“For instance, Julian Abele; few people have proposed monuments to Julian Abele, the African-American architect who designed the Philadelphia Museum of Art,” said Allen.” Sometimes people say, ‘I want a monument,’ and it’s obvious they want a statue. For others, they say, ‘I want something that represents,’ and we don’t know that that is a statue.”
It might be a parade, as many proposals suggested. Or a poem. Or a giant pencil with an escalator to its glass-topped point, to view William Penn’s sylvan scene (pencil-vania, get it?).
New Orleans’ Paper Mounuments
Monument Lab has inspired public art experiments in other cities. In New Orleans, four memorials of the Confederate army were removed earlier this year, creating controversy, conversations, and a few absent landmarks.

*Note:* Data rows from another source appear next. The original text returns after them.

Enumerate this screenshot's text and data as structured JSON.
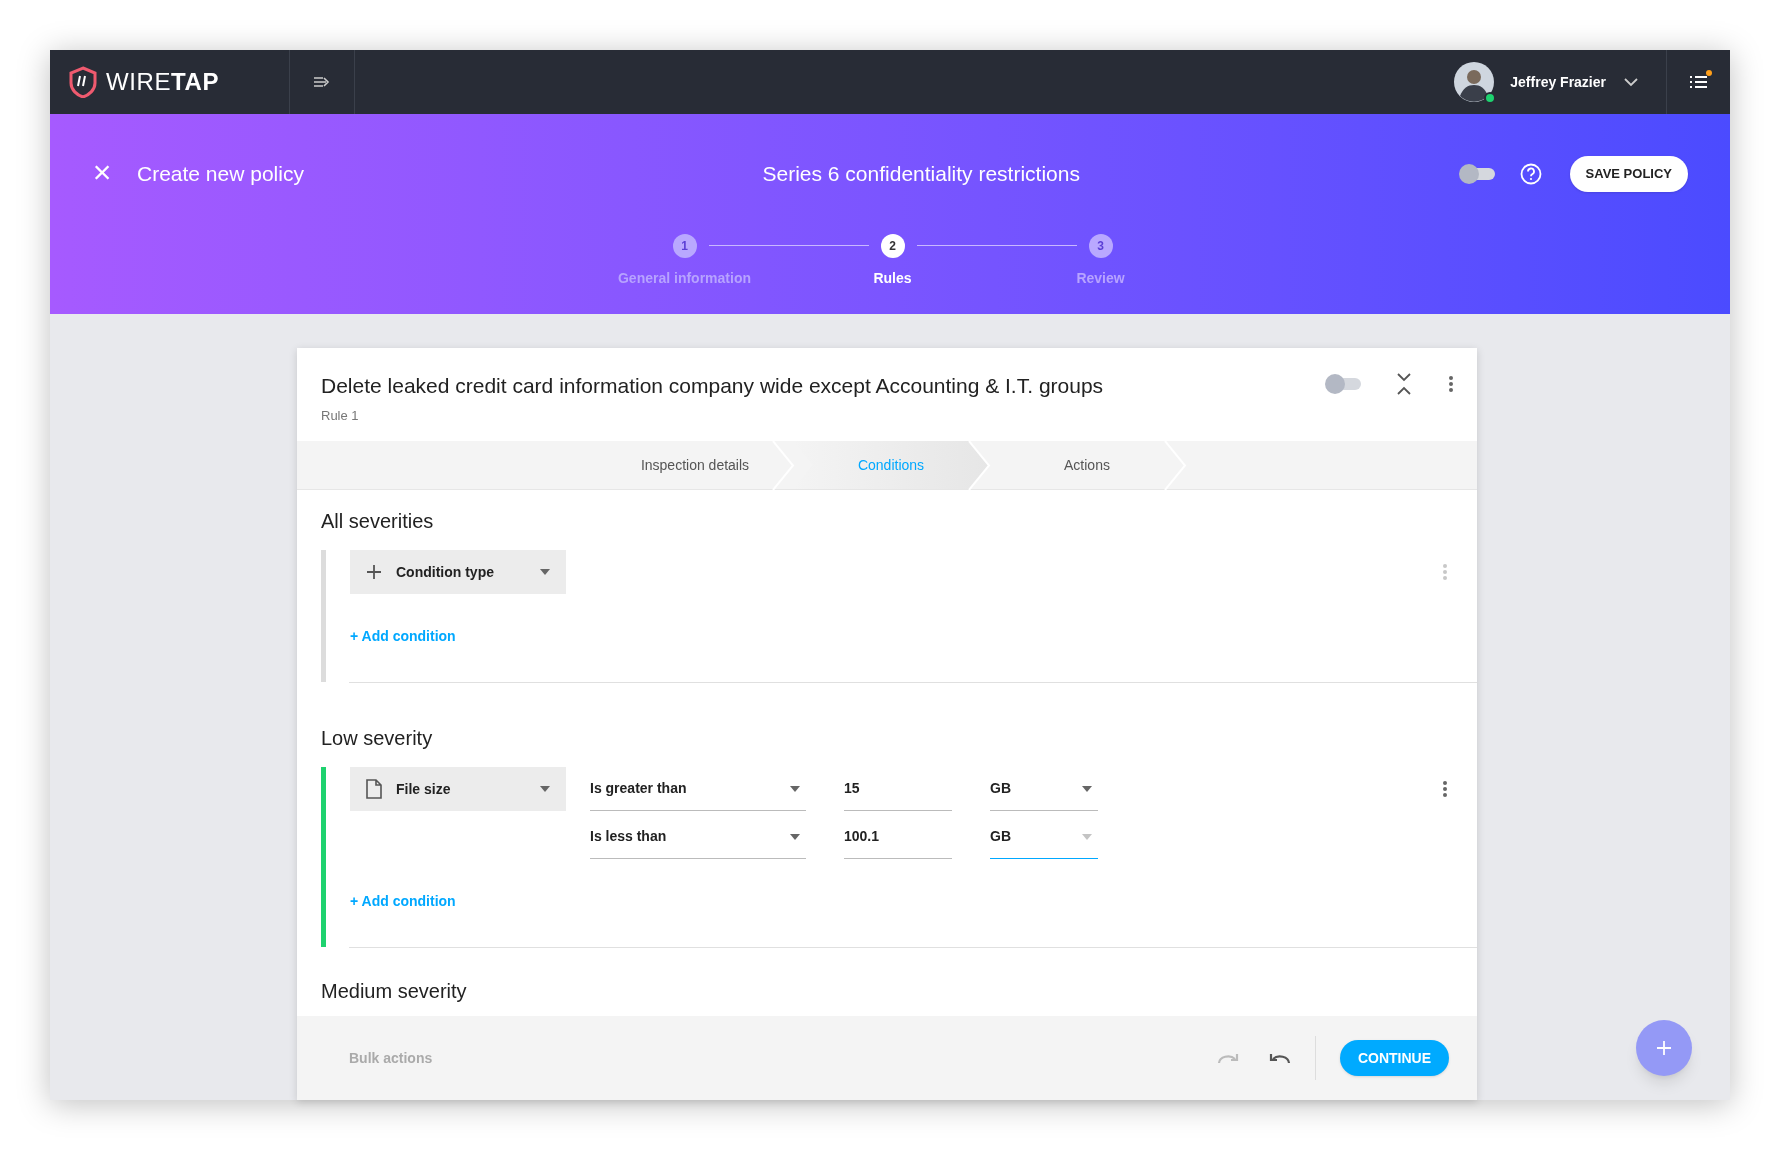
{
  "topbar": {
    "logo": "WIRE**TAP**",
    "user": {
      "name": "Jeffrey Frazier",
      "online": true
    },
    "notifications": true
  },
  "header": {
    "close_label": "×",
    "title": "Create new policy",
    "policy_name": "Series 6 confidentiality restrictions",
    "toggle": {
      "on": false
    },
    "save_button": "SAVE POLICY",
    "steps": [
      {
        "number": "1",
        "label": "General information",
        "selected": false
      },
      {
        "number": "2",
        "label": "Rules",
        "selected": true
      },
      {
        "number": "3",
        "label": "Review",
        "selected": false
      }
    ]
  },
  "rule": {
    "title": "Delete leaked credit card information company wide except Accounting & I.T. groups",
    "subtitle": "Rule 1",
    "toggle": {
      "on": false
    },
    "tabs": [
      {
        "label": "Inspection details",
        "selected": false
      },
      {
        "label": "Conditions",
        "selected": true
      },
      {
        "label": "Actions",
        "selected": false
      }
    ],
    "sections": [
      {
        "title": "All severities",
        "color": "#dcdcdc",
        "condition": {
          "kind": "add",
          "label": "Condition type"
        },
        "add_link": "+ Add condition"
      },
      {
        "title": "Low severity",
        "color": "#1ed26f",
        "condition": {
          "kind": "file",
          "label": "File size"
        },
        "rows": [
          {
            "operator": "Is greater than",
            "value": "15",
            "unit": "GB",
            "focused": false
          },
          {
            "operator": "Is less than",
            "value": "100.1",
            "unit": "GB",
            "focused": true
          }
        ],
        "add_link": "+ Add condition"
      },
      {
        "title": "Medium severity"
      }
    ],
    "footer": {
      "bulk_actions": "Bulk actions",
      "continue_button": "CONTINUE"
    }
  }
}
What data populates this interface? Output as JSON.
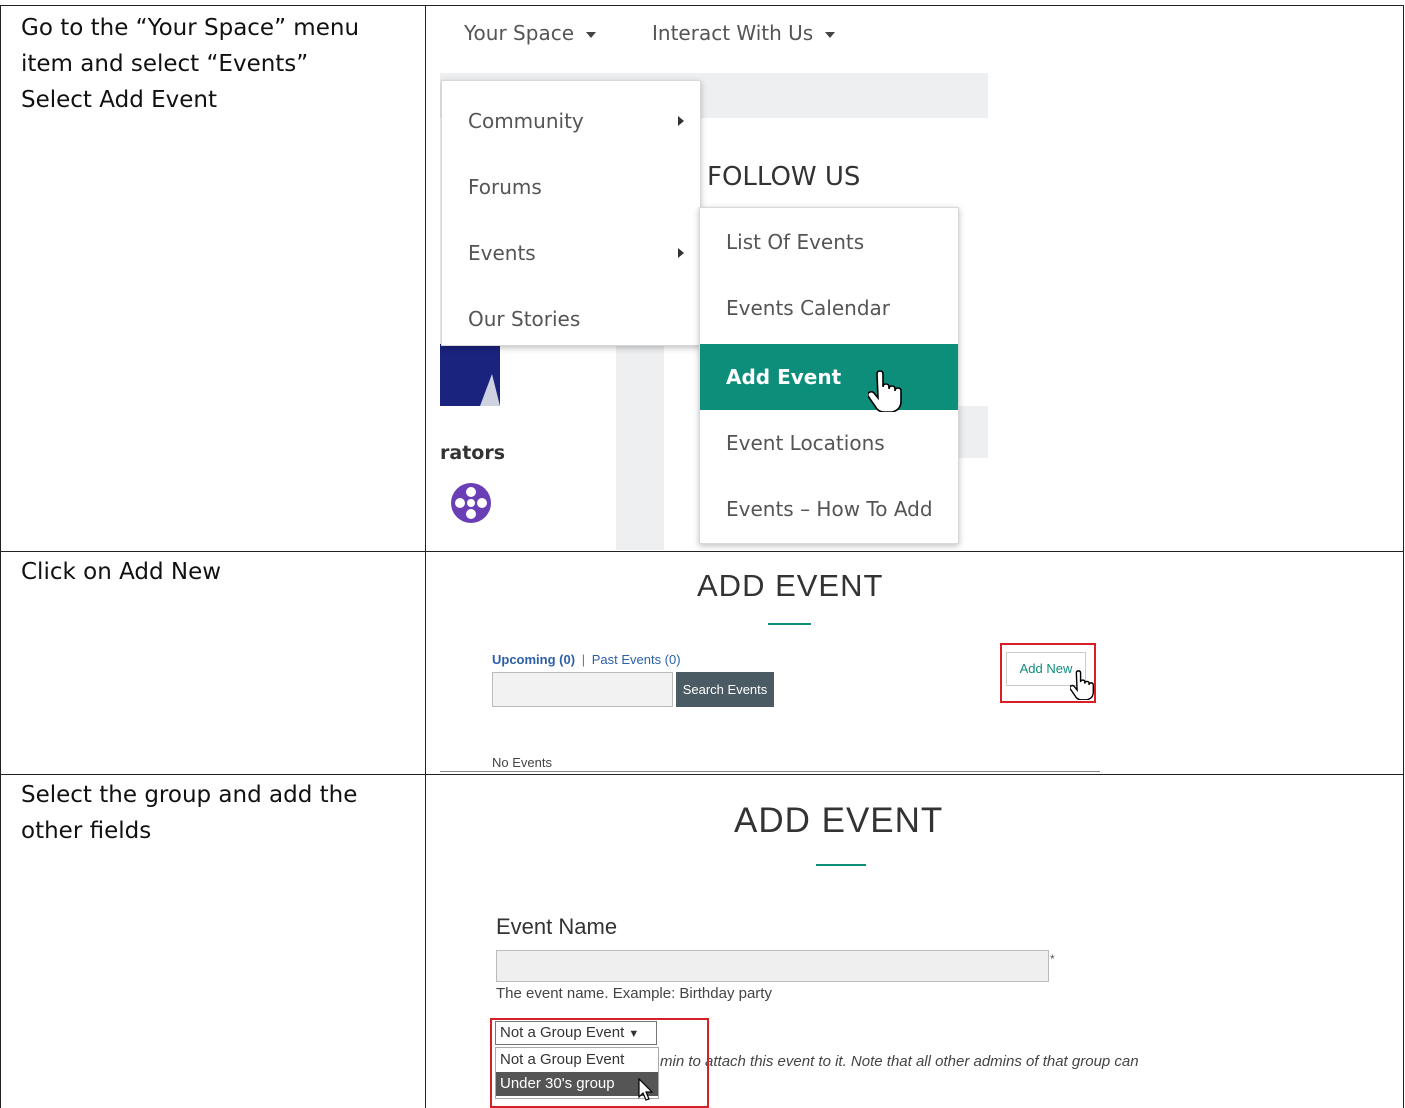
{
  "instructions": {
    "step1": [
      "Go to the “Your Space” menu",
      "item and select “Events”",
      "Select Add Event"
    ],
    "step2": "Click on Add New",
    "step3": [
      "Select the group and add the",
      "other fields"
    ]
  },
  "screenshot1": {
    "nav": {
      "your_space": "Your Space",
      "interact": "Interact With Us"
    },
    "menu": [
      "Community",
      "Forums",
      "Events",
      "Our Stories"
    ],
    "follow_us": "FOLLOW US",
    "background_text": "rators",
    "submenu": [
      "List Of Events",
      "Events Calendar",
      "Add Event",
      "Event Locations",
      "Events – How To Add"
    ],
    "colors": {
      "active": "#0d8e7b",
      "highlight": "#d61f26"
    }
  },
  "screenshot2": {
    "title": "ADD EVENT",
    "upcoming": "Upcoming (0)",
    "separator": "|",
    "past": "Past Events (0)",
    "search_button": "Search Events",
    "add_new": "Add New",
    "no_events": "No Events"
  },
  "screenshot3": {
    "title": "ADD EVENT",
    "event_name_label": "Event Name",
    "required_mark": "*",
    "help_text": "The event name. Example: Birthday party",
    "group_select_value": "Not a Group Event",
    "group_options": [
      "Not a Group Event",
      "Under 30's group"
    ],
    "partial_note": "min to attach this event to it. Note that all other admins of that group can"
  }
}
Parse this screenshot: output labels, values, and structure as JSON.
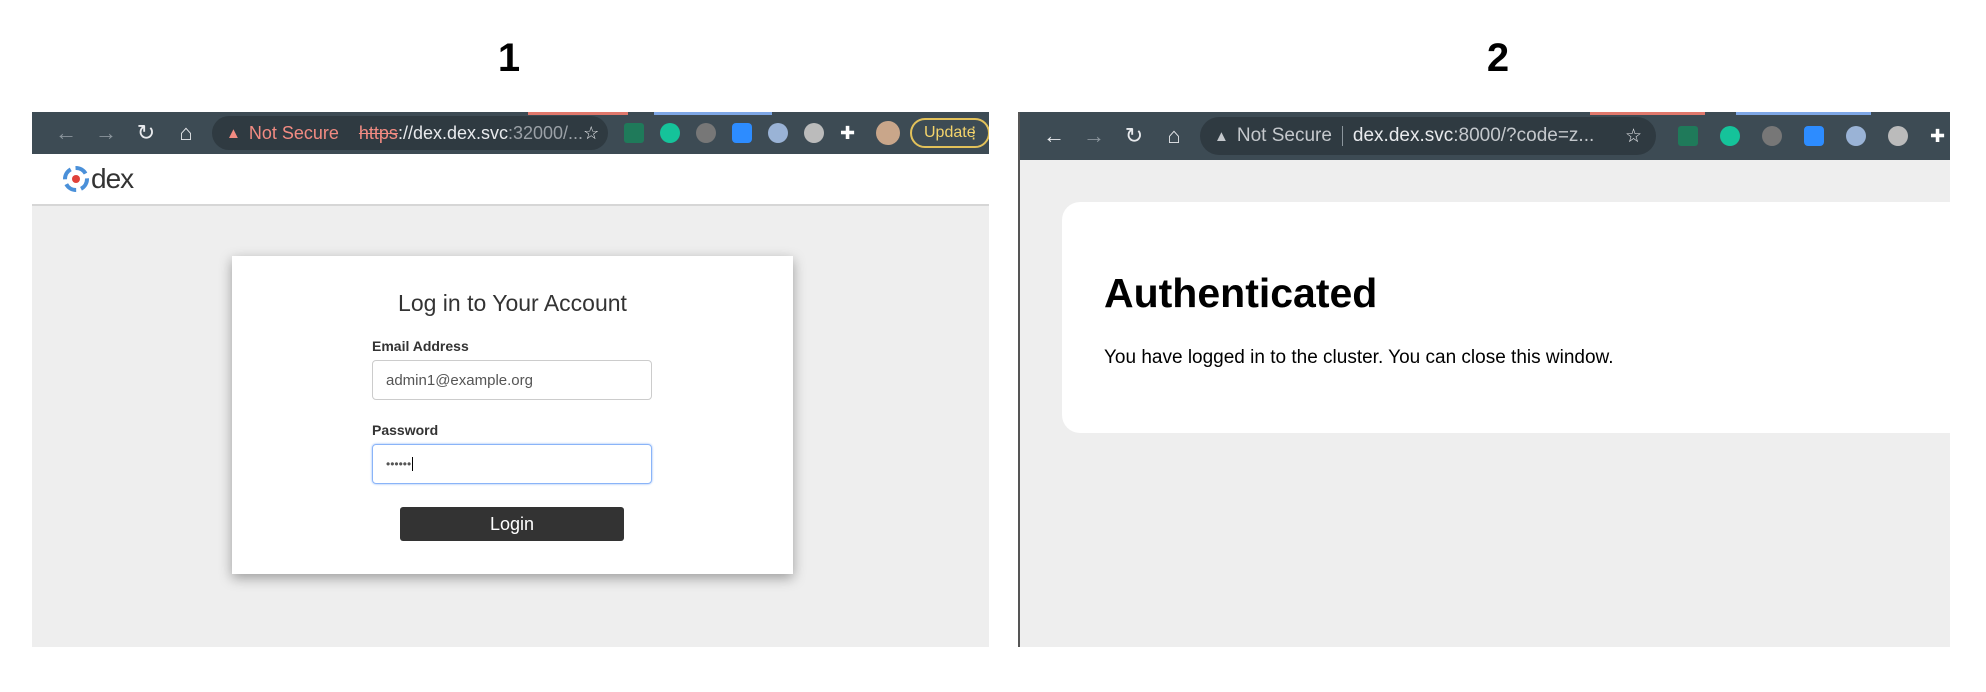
{
  "labels": [
    "1",
    "2"
  ],
  "left": {
    "browser": {
      "security": "Not Secure",
      "url_scheme": "https",
      "url_rest": "://dex.dex.svc",
      "url_port": ":32000/...",
      "update": "Update"
    },
    "logo": "dex",
    "login": {
      "title": "Log in to Your Account",
      "email_label": "Email Address",
      "email_value": "admin1@example.org",
      "password_label": "Password",
      "password_value": "••••••",
      "button": "Login"
    }
  },
  "right": {
    "browser": {
      "security": "Not Secure",
      "url_host": "dex.dex.svc",
      "url_rest": ":8000/?code=z..."
    },
    "heading": "Authenticated",
    "message": "You have logged in to the cluster. You can close this window."
  },
  "colors": {
    "toolbar": "#3d4b54",
    "button": "#333333",
    "focus": "#8ab4f8"
  }
}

In response, a group of artists and scholars created Paper Monuments to capture the moment.
New Orleans’ Paper Monuments may be modeled on Philadelphia’s Monument Lab, but it is carried out in a more charged environment.
“They are not getting white supremacists at their events, but we certainly are,” said co-director Sue Mobley.
Paper Monuments created a series of posters graphically representing historical events and figures that might be worthy of monuments. The posters are distributed around the city to give those ideas an audition in the public sphere.
It also has a public feedback element. One idea was to utilize the column that the pedestal of General Robert E. Lee stood upon. Although the figure was removed, the tall column remains. What figures of runaway slaves were fixed to the top of that column?
“In New Orleans, in the 1700s, the slaves — the maroons — would go out to the lake and hide up in the oak trees,” said Paper Monuments co-director Brian Lee. “There’s this giant column that’s still in the middle of New Orleans from Robert E. Lee. What if instead of a column we had a giant oak tree, with elders watching down upon us?”
The removal of those four Confederate statues created an opportunity not just to put something else in their place, but to rethink how we remember history.
“The act of leaving a pedestal that had a person on it supports the idea of valorizing a single individual on a pedestal. We need more representation of movements and collectives.” said Mobley. “There is still an instinct to say, ‘There’s that one spot, so who should be on that one spot?’ We’re breaking that.”
In Philadelphia, the public is invited to offer a vision of a possible monument, until Nov. 19.